In one of the above articles about Dr. Pieper I had also mentioned the inscription on the tomb of Copernicus, and suggested that this inscription did not stem from Copernicus himself. A writer asks how it actually is with this inscription. It is indeed widely believed that this inscription, written on Copernicus's tomb in St. John’s Church of Thorn [now Torun], was written by himself, and it has been cited many times as evidence that this famous astronomer  had given expression in keeping with his Christian faith. But this is an old, ever-recurring mistake.  … The well-known theologian C. E. Luthardt, who in the first editions of his “Apologetic Lectures on the Fundamental Truths of Christianity” represented the above assumption and used the verse accordingly, 3) has proved in the later editions of these lectures, by Prowe’s better work on Copernicus, corrected this statement and made an effort to remove the error from the world.4)
The much-quoted verse does not come from Copernicus, but is a stanza taken from the poem of Aenaeus Sylvius Piccolomini De Passione Domini [see here] and which the city physician at Thorn, Dr. Melchior Pyrnesius († 1589), put on the monument for Copernicus built in his day. Copernicus is depicted with folded hands in front of a crucifix; next to the left arm is a skull and in the background a celestial globe and next to it a compass, and under the right arm is that stanza. As far as I know, there are no testimonies for the piety and ecclesiastical convictions of Copernicus. His moral life is not without shadows, and in the circle of his cathedral chapter there was an air of Erasmus. But the verse itself remains in all honor and beautifully expresses a thought that is truly worth holding on to.  And the strange thing is that the author of this stanza, the author of the above-mentioned poem, became known in church history under the name of Pope Pius II. The Piccolomini were a famous line of Italians, and several members of this family have emerged in the history of their time. L.F.

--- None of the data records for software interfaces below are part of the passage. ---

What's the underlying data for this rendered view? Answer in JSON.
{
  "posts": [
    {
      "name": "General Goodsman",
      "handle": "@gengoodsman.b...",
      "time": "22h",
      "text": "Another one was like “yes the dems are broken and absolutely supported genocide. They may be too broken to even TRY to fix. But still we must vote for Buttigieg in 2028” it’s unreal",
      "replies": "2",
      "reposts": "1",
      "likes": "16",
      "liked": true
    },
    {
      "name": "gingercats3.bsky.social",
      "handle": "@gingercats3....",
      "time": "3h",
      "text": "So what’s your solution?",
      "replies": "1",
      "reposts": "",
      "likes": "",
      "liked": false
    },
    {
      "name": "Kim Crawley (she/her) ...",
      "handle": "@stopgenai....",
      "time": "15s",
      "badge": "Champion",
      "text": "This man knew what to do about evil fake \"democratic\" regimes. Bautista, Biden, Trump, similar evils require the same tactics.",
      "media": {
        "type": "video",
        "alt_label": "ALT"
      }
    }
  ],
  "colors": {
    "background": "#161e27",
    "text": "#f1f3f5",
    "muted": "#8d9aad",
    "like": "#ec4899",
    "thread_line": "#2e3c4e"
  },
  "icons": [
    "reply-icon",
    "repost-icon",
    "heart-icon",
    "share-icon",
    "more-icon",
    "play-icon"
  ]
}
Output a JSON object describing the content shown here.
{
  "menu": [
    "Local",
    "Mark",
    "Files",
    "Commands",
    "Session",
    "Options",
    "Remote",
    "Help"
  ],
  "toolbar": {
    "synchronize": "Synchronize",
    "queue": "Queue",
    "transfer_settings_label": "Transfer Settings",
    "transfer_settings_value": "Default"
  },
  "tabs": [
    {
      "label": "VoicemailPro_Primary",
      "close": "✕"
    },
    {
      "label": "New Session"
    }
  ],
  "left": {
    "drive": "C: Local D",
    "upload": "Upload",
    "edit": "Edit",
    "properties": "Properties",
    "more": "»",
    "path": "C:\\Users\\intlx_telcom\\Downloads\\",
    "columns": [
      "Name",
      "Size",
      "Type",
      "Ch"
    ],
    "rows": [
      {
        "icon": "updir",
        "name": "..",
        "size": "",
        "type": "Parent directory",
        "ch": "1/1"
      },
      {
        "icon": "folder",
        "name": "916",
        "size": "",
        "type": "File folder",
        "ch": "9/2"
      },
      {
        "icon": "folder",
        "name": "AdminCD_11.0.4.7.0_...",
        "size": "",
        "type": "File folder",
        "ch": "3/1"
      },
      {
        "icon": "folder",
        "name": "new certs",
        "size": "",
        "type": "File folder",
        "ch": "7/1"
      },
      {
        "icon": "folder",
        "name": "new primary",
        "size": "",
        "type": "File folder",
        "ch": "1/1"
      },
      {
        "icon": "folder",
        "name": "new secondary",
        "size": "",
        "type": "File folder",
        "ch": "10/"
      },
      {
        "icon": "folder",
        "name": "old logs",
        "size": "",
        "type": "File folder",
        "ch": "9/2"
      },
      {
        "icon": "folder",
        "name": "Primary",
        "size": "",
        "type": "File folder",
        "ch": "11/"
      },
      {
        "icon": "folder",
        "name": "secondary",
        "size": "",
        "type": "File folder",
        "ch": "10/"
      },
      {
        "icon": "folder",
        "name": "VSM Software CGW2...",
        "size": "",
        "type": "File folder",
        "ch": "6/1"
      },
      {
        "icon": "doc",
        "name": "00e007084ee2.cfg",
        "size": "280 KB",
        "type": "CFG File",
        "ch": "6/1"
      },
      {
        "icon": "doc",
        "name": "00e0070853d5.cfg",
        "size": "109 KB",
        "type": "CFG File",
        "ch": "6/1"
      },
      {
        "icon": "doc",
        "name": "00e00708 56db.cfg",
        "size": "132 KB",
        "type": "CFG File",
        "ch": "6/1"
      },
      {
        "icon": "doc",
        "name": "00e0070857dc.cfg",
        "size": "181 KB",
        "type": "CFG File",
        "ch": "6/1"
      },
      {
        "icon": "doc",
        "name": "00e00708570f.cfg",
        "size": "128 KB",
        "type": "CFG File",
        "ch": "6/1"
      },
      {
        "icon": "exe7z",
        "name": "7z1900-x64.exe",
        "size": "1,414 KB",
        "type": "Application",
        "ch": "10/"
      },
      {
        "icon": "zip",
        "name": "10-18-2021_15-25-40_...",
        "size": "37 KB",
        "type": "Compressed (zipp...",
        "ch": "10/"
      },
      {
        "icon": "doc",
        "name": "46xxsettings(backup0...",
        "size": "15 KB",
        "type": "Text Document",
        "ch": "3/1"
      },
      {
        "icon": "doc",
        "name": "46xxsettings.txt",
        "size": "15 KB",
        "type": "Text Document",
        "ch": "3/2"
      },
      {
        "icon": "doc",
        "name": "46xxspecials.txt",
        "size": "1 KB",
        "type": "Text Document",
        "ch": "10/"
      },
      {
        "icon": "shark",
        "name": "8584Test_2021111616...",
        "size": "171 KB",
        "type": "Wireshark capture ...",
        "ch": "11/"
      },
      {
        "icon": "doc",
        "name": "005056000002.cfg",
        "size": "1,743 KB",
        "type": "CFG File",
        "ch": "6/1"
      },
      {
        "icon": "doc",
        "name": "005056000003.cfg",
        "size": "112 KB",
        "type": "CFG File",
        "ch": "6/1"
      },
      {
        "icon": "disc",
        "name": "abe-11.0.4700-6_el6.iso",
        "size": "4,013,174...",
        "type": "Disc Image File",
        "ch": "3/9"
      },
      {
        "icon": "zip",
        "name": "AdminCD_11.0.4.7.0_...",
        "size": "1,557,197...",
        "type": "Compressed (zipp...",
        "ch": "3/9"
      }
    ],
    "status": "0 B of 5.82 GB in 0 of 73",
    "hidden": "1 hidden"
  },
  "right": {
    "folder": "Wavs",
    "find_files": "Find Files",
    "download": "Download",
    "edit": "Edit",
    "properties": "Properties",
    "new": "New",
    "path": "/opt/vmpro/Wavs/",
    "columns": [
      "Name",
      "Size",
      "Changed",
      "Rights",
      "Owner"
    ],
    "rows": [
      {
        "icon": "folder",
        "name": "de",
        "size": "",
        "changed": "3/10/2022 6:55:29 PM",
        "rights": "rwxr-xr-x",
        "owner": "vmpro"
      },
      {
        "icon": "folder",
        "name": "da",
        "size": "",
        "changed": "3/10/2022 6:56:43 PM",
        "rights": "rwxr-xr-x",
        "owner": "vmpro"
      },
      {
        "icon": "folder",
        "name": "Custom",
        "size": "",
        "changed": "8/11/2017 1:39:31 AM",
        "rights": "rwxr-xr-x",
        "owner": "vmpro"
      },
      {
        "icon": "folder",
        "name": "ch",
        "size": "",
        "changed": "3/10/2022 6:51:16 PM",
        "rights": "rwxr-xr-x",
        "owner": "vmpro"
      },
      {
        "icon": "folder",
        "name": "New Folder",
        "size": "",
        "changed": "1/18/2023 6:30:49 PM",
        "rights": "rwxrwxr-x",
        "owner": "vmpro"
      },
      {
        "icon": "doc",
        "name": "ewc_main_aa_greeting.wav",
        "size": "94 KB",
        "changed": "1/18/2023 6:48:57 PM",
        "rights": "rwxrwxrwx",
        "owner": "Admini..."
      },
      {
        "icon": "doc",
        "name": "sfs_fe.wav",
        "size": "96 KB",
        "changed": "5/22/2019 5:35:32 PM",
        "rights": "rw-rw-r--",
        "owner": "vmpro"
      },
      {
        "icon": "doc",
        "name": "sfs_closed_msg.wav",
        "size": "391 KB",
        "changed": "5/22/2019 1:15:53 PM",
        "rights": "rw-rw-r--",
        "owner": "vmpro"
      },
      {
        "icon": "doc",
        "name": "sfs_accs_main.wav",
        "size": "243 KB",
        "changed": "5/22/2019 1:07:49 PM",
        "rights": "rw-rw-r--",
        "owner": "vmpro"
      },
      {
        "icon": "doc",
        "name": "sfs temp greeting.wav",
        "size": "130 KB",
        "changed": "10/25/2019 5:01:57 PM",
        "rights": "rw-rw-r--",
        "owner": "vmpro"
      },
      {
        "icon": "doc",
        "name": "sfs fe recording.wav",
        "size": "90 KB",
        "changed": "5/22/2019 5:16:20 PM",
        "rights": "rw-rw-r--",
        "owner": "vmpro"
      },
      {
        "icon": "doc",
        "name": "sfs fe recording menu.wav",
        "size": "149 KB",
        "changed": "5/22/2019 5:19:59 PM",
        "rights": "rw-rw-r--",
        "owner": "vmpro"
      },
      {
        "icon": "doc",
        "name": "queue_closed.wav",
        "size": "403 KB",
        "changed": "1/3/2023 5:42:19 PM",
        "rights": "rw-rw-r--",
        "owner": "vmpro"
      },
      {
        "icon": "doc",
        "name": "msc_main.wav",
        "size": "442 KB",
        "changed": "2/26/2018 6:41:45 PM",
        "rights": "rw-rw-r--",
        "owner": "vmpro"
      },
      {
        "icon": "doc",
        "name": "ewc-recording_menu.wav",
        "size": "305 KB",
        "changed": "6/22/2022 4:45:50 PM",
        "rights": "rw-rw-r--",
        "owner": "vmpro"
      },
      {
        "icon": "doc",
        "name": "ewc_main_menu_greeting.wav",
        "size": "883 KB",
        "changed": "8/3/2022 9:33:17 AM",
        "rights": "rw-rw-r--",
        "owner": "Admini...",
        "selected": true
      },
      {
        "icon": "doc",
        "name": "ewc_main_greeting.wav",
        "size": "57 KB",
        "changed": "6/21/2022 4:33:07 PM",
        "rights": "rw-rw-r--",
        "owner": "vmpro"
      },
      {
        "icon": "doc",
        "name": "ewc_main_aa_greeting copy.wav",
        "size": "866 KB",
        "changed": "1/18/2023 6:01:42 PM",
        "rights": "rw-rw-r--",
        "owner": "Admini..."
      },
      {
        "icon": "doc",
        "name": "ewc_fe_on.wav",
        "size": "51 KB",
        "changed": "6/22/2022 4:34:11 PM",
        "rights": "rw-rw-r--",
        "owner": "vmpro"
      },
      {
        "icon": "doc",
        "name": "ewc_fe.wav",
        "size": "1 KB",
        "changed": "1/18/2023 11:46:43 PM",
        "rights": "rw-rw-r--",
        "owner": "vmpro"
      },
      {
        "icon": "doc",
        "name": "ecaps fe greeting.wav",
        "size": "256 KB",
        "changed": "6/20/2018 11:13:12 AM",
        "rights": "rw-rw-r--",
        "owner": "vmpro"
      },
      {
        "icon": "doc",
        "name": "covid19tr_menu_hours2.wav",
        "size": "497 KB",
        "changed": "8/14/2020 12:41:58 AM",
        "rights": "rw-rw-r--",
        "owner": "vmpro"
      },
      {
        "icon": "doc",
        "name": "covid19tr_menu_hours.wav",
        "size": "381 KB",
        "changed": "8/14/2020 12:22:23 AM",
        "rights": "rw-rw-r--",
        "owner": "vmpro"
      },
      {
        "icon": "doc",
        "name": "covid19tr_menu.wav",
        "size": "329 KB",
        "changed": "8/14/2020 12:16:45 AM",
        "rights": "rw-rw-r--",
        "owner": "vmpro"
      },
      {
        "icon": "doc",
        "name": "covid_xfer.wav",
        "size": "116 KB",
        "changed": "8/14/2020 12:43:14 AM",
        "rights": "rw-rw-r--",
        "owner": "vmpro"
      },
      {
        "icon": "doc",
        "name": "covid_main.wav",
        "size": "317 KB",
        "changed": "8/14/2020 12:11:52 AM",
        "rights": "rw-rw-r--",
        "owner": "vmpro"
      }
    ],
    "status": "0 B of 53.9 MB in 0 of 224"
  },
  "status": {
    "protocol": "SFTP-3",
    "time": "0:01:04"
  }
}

3) Fifth edition, p. 65, 262 [ or 7th ed.; English ed. p. 90;  366].
Fuerbringer again shows his weakness as a theologian by being overawed by the likes of Luthardt, Prowe, and Schaff, and completely discarding the judgment of C.F.W. Walther and partially overruling Pieper's judgment.  Fuerbringer took a step beyond what Pieper stated in 1924, that "whether Copernicus or someone else composed his epitaph is unknown".  No, Fuerbringer had to go beyond Pieper's judgment of "unknown" to make the additional assertion that "the much-quoted verse did not come from Copernicus". We have also seen elsewhere where Fuerbringer was lax in exactness in historical details. — Again, I believe that Walther was well aware of the findings of Prowe who wrote his history well before 1880 when Walther published his statement.  Walther was not willing to follow the crowd of church historians but could see through the events during the times of the Reformation and made his assertion in full view of Prowe's and Luthardt's judgments.  And now even the current historian of Copernicus, Robert Westman, has admitted that "Copernicus’s wishes in the choice of wording for the epitaph cannot entirely be ruled out" (see above).